All babies from birth to 12 months are at risk of vitamin D deficiency, whether they are exclusively or partially breastfed. Babies who take more than 500 ml of infant formula daily may not be at risk if their formula has vitamin D. Due to this reason, it’s important to talk to your baby’s doctor about vitamin D supplementation.
Be careful with sunlight exposure.
Now, you must be wondering: isn’t it that sunlight is a good source of vitamin D? Why can’t I bring my baby out in the sun for a little while?
The American Academy of Pediatrics (AAP) does not recommend sunlight exposure to get sufficient vitamin D. Moreover, they highlight that babies younger than 6 months should be kept from direct sunlight as much as possible. Also, please do not apply any sunscreen on their skin.
Once they reach 6 months, you can talk to their doctor about an appropriate sunscreen lotion or cream.
Encourage your baby to exercise.
As mentioned earlier, exercise also helps build strong bones.

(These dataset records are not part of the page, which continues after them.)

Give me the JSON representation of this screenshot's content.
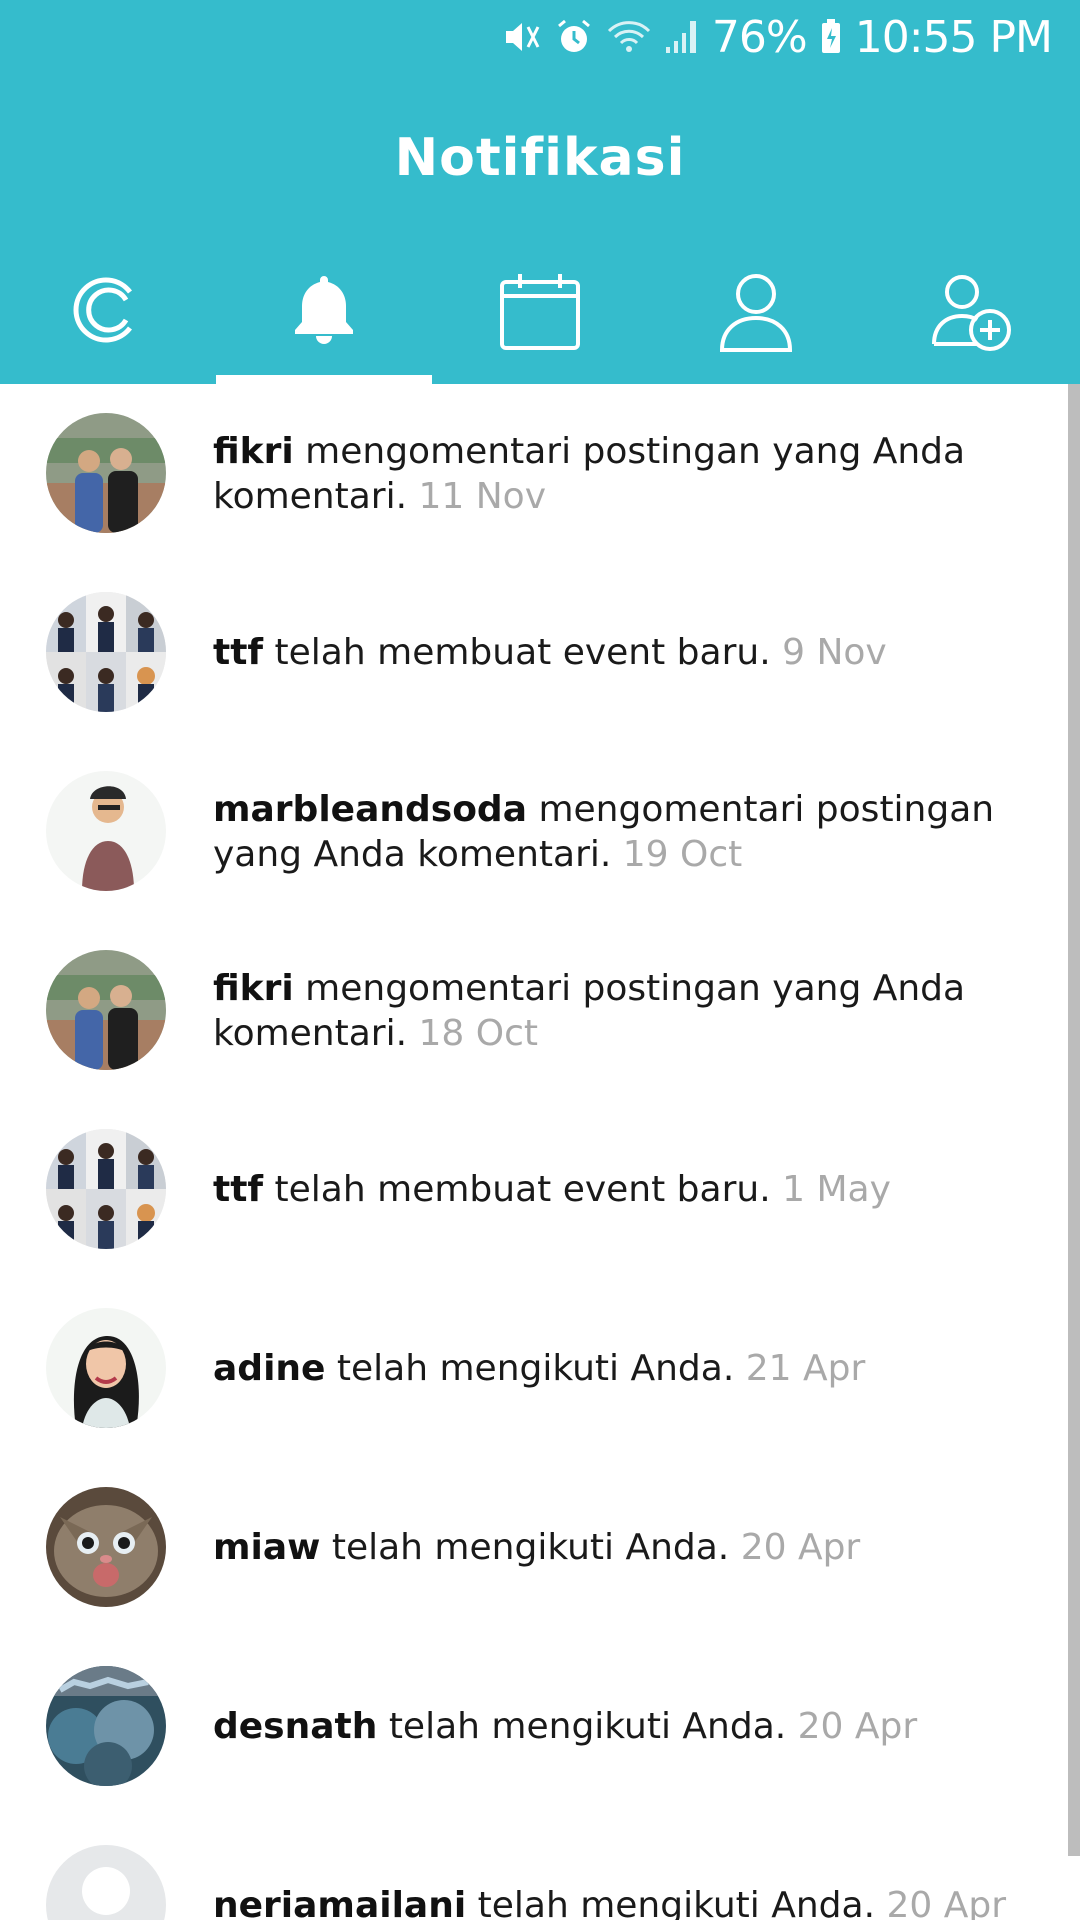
{
  "status_bar": {
    "battery": "76%",
    "time": "10:55 PM"
  },
  "header": {
    "title": "Notifikasi"
  },
  "tabs": [
    {
      "name": "home",
      "icon": "app-logo-icon"
    },
    {
      "name": "notifications",
      "icon": "bell-icon",
      "active": true
    },
    {
      "name": "events",
      "icon": "calendar-icon"
    },
    {
      "name": "profile",
      "icon": "user-icon"
    },
    {
      "name": "add-friend",
      "icon": "user-plus-icon"
    }
  ],
  "colors": {
    "accent": "#35bccc",
    "text": "#1a1a1a",
    "muted": "#a9a9a9"
  },
  "notifications": [
    {
      "user": "fikri",
      "message": " mengomentari postingan yang Anda komentari. ",
      "time": "11 Nov",
      "avatar": "two-men-photo"
    },
    {
      "user": "ttf",
      "message": " telah membuat event baru. ",
      "time": "9 Nov",
      "avatar": "group-grid-photo"
    },
    {
      "user": "marbleandsoda",
      "message": " mengomentari postingan yang Anda komentari. ",
      "time": "19 Oct",
      "avatar": "man-cartoon-photo"
    },
    {
      "user": "fikri",
      "message": " mengomentari postingan yang Anda komentari. ",
      "time": "18 Oct",
      "avatar": "two-men-photo"
    },
    {
      "user": "ttf",
      "message": " telah membuat event baru. ",
      "time": "1 May",
      "avatar": "group-grid-photo"
    },
    {
      "user": "adine",
      "message": " telah mengikuti Anda. ",
      "time": "21 Apr",
      "avatar": "girl-cartoon-photo"
    },
    {
      "user": "miaw",
      "message": " telah mengikuti Anda. ",
      "time": "20 Apr",
      "avatar": "kitten-photo"
    },
    {
      "user": "desnath",
      "message": " telah mengikuti Anda. ",
      "time": "20 Apr",
      "avatar": "balloons-photo"
    },
    {
      "user": "neriamailani",
      "message": " telah mengikuti Anda. ",
      "time": "20 Apr",
      "avatar": "default-avatar"
    }
  ]
}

Hence, as you give your baby calcium-rich foods for bones and perhaps, vitamin D supplementation, consider the following bone-strengthening practices:
- For babies who are not yet walking, encourage them to play actively on the floor.
- For babies who can now walk, allow them 3 hours of physical activity. Don’t worry; they don’t have to consume those 3 hours straight – you can spread them out throughout the day. Include simple, bone-strengthening “workouts” such as climbing and jumping.
Learn more about Baby Nutrition here.